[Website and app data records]

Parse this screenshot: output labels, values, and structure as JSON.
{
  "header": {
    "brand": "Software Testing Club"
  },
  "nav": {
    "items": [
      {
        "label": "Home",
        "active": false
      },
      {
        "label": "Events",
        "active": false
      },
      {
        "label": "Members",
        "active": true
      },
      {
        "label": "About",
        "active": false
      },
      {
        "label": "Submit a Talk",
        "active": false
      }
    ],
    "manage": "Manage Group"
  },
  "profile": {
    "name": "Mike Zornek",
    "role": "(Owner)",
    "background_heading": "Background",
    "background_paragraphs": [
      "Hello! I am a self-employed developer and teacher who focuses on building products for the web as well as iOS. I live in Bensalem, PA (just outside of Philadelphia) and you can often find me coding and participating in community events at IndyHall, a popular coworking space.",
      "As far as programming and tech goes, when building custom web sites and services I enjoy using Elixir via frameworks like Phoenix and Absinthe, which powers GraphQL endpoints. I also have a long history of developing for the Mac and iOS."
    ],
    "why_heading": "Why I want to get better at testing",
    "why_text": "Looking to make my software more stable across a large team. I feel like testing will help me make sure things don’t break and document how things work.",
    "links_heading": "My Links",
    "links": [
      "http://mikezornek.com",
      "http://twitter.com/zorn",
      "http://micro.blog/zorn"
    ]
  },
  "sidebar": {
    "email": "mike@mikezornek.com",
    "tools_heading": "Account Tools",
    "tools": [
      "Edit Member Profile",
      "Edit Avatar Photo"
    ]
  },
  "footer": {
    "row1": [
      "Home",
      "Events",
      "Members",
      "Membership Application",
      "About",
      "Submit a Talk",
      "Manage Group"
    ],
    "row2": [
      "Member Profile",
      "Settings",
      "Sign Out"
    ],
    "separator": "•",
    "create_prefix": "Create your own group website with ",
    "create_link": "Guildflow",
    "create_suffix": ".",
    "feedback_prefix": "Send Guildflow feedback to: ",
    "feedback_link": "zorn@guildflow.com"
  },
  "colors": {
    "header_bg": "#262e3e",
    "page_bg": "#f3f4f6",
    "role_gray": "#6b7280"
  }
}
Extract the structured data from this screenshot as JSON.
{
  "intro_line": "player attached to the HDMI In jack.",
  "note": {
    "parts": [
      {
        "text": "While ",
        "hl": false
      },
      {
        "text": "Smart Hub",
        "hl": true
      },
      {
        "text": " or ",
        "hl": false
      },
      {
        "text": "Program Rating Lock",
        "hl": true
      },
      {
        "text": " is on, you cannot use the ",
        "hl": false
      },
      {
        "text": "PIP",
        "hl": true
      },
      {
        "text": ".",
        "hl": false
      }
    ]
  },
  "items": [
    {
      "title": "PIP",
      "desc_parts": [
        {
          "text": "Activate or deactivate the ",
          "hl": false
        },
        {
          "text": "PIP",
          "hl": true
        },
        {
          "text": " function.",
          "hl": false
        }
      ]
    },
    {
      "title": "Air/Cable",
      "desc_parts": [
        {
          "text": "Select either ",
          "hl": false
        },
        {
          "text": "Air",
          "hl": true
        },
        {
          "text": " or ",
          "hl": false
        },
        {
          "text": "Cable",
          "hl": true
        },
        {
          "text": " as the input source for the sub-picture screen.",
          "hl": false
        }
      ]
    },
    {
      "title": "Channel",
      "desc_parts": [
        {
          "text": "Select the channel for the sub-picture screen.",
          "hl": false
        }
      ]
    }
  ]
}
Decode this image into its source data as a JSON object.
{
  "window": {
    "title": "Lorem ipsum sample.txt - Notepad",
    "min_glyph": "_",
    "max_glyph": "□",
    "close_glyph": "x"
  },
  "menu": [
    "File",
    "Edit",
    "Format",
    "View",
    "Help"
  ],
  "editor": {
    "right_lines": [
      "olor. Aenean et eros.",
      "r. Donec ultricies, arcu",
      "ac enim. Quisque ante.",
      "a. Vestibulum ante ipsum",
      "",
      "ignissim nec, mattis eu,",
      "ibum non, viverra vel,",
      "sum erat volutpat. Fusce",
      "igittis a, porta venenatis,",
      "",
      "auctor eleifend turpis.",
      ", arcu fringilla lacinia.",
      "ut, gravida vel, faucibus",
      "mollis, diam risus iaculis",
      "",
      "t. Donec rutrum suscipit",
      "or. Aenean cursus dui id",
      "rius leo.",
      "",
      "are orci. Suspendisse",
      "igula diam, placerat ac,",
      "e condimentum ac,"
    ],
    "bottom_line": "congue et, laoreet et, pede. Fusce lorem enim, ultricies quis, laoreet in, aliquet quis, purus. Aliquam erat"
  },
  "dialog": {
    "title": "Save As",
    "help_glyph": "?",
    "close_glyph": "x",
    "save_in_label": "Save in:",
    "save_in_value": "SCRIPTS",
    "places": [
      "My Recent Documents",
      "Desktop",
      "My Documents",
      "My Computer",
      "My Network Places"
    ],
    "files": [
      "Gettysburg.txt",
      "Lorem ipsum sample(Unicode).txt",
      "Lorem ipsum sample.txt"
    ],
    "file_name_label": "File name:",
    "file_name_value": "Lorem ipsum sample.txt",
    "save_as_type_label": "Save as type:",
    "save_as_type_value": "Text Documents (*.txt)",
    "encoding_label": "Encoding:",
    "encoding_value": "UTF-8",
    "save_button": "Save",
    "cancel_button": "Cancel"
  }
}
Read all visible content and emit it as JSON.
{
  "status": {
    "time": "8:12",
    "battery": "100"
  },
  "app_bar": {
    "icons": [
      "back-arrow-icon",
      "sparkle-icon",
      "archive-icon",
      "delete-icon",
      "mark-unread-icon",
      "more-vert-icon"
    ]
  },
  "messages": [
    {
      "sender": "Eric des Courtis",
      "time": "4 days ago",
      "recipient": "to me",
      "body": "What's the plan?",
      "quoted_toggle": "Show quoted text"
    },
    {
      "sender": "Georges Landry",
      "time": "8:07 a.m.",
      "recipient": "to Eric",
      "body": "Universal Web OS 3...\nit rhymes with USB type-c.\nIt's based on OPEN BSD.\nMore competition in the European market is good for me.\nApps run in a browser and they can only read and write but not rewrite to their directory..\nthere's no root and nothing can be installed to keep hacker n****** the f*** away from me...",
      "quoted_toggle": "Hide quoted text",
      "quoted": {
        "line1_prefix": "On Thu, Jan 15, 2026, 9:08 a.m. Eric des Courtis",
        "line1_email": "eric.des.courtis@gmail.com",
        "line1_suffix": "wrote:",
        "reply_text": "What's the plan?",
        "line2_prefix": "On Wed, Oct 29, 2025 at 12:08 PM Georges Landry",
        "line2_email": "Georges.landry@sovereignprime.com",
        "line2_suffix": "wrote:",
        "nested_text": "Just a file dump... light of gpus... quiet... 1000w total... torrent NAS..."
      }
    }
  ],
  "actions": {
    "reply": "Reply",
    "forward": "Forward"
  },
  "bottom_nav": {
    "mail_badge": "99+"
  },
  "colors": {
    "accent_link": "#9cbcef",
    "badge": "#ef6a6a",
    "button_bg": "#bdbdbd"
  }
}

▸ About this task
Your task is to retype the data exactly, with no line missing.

▸ Finished task
Parse this screenshot: output labels, values, and structure as JSON.
{
  "header": {
    "brand": "Software Testing Club"
  },
  "nav": {
    "items": [
      {
        "label": "Home",
        "active": false
      },
      {
        "label": "Events",
        "active": false
      },
      {
        "label": "Members",
        "active": true
      },
      {
        "label": "About",
        "active": false
      },
      {
        "label": "Submit a Talk",
        "active": false
      }
    ],
    "manage": "Manage Group"
  },
  "profile": {
    "name": "Mike Zornek",
    "role": "(Owner)",
    "background_heading": "Background",
    "background_paragraphs": [
      "Hello! I am a self-employed developer and teacher who focuses on building products for the web as well as iOS. I live in Bensalem, PA (just outside of Philadelphia) and you can often find me coding and participating in community events at IndyHall, a popular coworking space.",
      "As far as programming and tech goes, when building custom web sites and services I enjoy using Elixir via frameworks like Phoenix and Absinthe, which powers GraphQL endpoints. I also have a long history of developing for the Mac and iOS."
    ],
    "why_heading": "Why I want to get better at testing",
    "why_text": "Looking to make my software more stable across a large team. I feel like testing will help me make sure things don’t break and document how things work.",
    "links_heading": "My Links",
    "links": [
      "http://mikezornek.com",
      "http://twitter.com/zorn",
      "http://micro.blog/zorn"
    ]
  },
  "sidebar": {
    "email": "mike@mikezornek.com",
    "tools_heading": "Account Tools",
    "tools": [
      "Edit Member Profile",
      "Edit Avatar Photo"
    ]
  },
  "footer": {
    "row1": [
      "Home",
      "Events",
      "Members",
      "Membership Application",
      "About",
      "Submit a Talk",
      "Manage Group"
    ],
    "row2": [
      "Member Profile",
      "Settings",
      "Sign Out"
    ],
    "separator": "•",
    "create_prefix": "Create your own group website with ",
    "create_link": "Guildflow",
    "create_suffix": ".",
    "feedback_prefix": "Send Guildflow feedback to: ",
    "feedback_link": "zorn@guildflow.com"
  },
  "colors": {
    "header_bg": "#262e3e",
    "page_bg": "#f3f4f6",
    "role_gray": "#6b7280"
  }
}
Extract the structured data from this screenshot as JSON.
{
  "intro_line": "player attached to the HDMI In jack.",
  "note": {
    "parts": [
      {
        "text": "While ",
        "hl": false
      },
      {
        "text": "Smart Hub",
        "hl": true
      },
      {
        "text": " or ",
        "hl": false
      },
      {
        "text": "Program Rating Lock",
        "hl": true
      },
      {
        "text": " is on, you cannot use the ",
        "hl": false
      },
      {
        "text": "PIP",
        "hl": true
      },
      {
        "text": ".",
        "hl": false
      }
    ]
  },
  "items": [
    {
      "title": "PIP",
      "desc_parts": [
        {
          "text": "Activate or deactivate the ",
          "hl": false
        },
        {
          "text": "PIP",
          "hl": true
        },
        {
          "text": " function.",
          "hl": false
        }
      ]
    },
    {
      "title": "Air/Cable",
      "desc_parts": [
        {
          "text": "Select either ",
          "hl": false
        },
        {
          "text": "Air",
          "hl": true
        },
        {
          "text": " or ",
          "hl": false
        },
        {
          "text": "Cable",
          "hl": true
        },
        {
          "text": " as the input source for the sub-picture screen.",
          "hl": false
        }
      ]
    },
    {
      "title": "Channel",
      "desc_parts": [
        {
          "text": "Select the channel for the sub-picture screen.",
          "hl": false
        }
      ]
    }
  ]
}
Decode this image into its source data as a JSON object.
{
  "window": {
    "title": "Lorem ipsum sample.txt - Notepad",
    "min_glyph": "_",
    "max_glyph": "□",
    "close_glyph": "x"
  },
  "menu": [
    "File",
    "Edit",
    "Format",
    "View",
    "Help"
  ],
  "editor": {
    "right_lines": [
      "olor. Aenean et eros.",
      "r. Donec ultricies, arcu",
      "ac enim. Quisque ante.",
      "a. Vestibulum ante ipsum",
      "",
      "ignissim nec, mattis eu,",
      "ibum non, viverra vel,",
      "sum erat volutpat. Fusce",
      "igittis a, porta venenatis,",
      "",
      "auctor eleifend turpis.",
      ", arcu fringilla lacinia.",
      "ut, gravida vel, faucibus",
      "mollis, diam risus iaculis",
      "",
      "t. Donec rutrum suscipit",
      "or. Aenean cursus dui id",
      "rius leo.",
      "",
      "are orci. Suspendisse",
      "igula diam, placerat ac,",
      "e condimentum ac,"
    ],
    "bottom_line": "congue et, laoreet et, pede. Fusce lorem enim, ultricies quis, laoreet in, aliquet quis, purus. Aliquam erat"
  },
  "dialog": {
    "title": "Save As",
    "help_glyph": "?",
    "close_glyph": "x",
    "save_in_label": "Save in:",
    "save_in_value": "SCRIPTS",
    "places": [
      "My Recent Documents",
      "Desktop",
      "My Documents",
      "My Computer",
      "My Network Places"
    ],
    "files": [
      "Gettysburg.txt",
      "Lorem ipsum sample(Unicode).txt",
      "Lorem ipsum sample.txt"
    ],
    "file_name_label": "File name:",
    "file_name_value": "Lorem ipsum sample.txt",
    "save_as_type_label": "Save as type:",
    "save_as_type_value": "Text Documents (*.txt)",
    "encoding_label": "Encoding:",
    "encoding_value": "UTF-8",
    "save_button": "Save",
    "cancel_button": "Cancel"
  }
}
Read all visible content and emit it as JSON.
{
  "status": {
    "time": "8:12",
    "battery": "100"
  },
  "app_bar": {
    "icons": [
      "back-arrow-icon",
      "sparkle-icon",
      "archive-icon",
      "delete-icon",
      "mark-unread-icon",
      "more-vert-icon"
    ]
  },
  "messages": [
    {
      "sender": "Eric des Courtis",
      "time": "4 days ago",
      "recipient": "to me",
      "body": "What's the plan?",
      "quoted_toggle": "Show quoted text"
    },
    {
      "sender": "Georges Landry",
      "time": "8:07 a.m.",
      "recipient": "to Eric",
      "body": "Universal Web OS 3...\nit rhymes with USB type-c.\nIt's based on OPEN BSD.\nMore competition in the European market is good for me.\nApps run in a browser and they can only read and write but not rewrite to their directory..\nthere's no root and nothing can be installed to keep hacker n****** the f*** away from me...",
      "quoted_toggle": "Hide quoted text",
      "quoted": {
        "line1_prefix": "On Thu, Jan 15, 2026, 9:08 a.m. Eric des Courtis",
        "line1_email": "eric.des.courtis@gmail.com",
        "line1_suffix": "wrote:",
        "reply_text": "What's the plan?",
        "line2_prefix": "On Wed, Oct 29, 2025 at 12:08 PM Georges Landry",
        "line2_email": "Georges.landry@sovereignprime.com",
        "line2_suffix": "wrote:",
        "nested_text": "Just a file dump... light of gpus... quiet... 1000w total... torrent NAS..."
      }
    }
  ],
  "actions": {
    "reply": "Reply",
    "forward": "Forward"
  },
  "bottom_nav": {
    "mail_badge": "99+"
  },
  "colors": {
    "accent_link": "#9cbcef",
    "badge": "#ef6a6a",
    "button_bg": "#bdbdbd"
  }
}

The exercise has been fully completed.